Keep every line in which "Yerel" occurs and drop the rest of the data.

▼

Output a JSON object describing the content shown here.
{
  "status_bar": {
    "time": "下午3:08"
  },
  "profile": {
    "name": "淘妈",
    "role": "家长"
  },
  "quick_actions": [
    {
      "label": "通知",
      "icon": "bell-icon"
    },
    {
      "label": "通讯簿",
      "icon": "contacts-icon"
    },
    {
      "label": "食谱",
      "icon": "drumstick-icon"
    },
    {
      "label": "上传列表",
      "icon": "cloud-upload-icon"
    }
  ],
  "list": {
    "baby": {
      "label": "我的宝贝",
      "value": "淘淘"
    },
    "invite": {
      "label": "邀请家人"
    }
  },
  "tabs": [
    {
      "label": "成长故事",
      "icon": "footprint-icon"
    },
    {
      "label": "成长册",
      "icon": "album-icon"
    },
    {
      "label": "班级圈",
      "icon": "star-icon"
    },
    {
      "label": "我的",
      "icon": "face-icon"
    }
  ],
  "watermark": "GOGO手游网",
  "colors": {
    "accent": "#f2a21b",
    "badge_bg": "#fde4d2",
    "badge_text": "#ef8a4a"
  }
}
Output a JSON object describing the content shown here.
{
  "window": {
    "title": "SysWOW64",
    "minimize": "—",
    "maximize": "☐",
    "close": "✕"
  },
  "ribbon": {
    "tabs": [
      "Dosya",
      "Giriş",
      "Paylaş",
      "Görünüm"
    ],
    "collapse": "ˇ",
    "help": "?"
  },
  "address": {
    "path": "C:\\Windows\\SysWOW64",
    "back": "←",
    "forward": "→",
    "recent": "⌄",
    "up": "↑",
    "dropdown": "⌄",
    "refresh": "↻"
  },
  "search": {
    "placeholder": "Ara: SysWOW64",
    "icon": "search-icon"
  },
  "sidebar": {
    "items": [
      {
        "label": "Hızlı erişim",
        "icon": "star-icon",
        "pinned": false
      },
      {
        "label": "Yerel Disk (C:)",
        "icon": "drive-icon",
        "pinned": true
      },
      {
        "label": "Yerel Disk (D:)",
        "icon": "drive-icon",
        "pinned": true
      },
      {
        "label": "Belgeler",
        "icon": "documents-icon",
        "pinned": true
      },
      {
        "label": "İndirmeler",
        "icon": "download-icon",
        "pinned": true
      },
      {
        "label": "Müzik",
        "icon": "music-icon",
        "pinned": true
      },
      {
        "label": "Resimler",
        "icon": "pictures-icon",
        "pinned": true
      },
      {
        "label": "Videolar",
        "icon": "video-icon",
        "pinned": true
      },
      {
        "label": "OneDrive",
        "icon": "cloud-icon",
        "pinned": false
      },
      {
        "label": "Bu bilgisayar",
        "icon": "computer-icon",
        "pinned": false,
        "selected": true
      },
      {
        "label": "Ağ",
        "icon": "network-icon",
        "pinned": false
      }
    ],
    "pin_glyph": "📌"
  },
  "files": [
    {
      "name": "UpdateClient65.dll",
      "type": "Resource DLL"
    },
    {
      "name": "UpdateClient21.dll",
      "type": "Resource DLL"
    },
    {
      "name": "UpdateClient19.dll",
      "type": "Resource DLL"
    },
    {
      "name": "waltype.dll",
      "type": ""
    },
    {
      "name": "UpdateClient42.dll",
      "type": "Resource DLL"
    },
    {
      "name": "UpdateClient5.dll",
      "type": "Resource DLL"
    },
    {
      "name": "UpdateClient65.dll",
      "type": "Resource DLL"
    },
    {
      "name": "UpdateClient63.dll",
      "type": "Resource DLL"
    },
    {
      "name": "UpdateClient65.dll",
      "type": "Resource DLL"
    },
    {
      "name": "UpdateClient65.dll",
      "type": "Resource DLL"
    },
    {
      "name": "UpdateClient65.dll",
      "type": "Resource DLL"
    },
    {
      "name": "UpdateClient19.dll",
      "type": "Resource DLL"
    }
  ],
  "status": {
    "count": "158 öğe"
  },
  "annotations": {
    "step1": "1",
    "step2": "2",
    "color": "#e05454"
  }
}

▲

Answer box
        "label": "Yerel Disk (C:)",
        "label": "Yerel Disk (D:)",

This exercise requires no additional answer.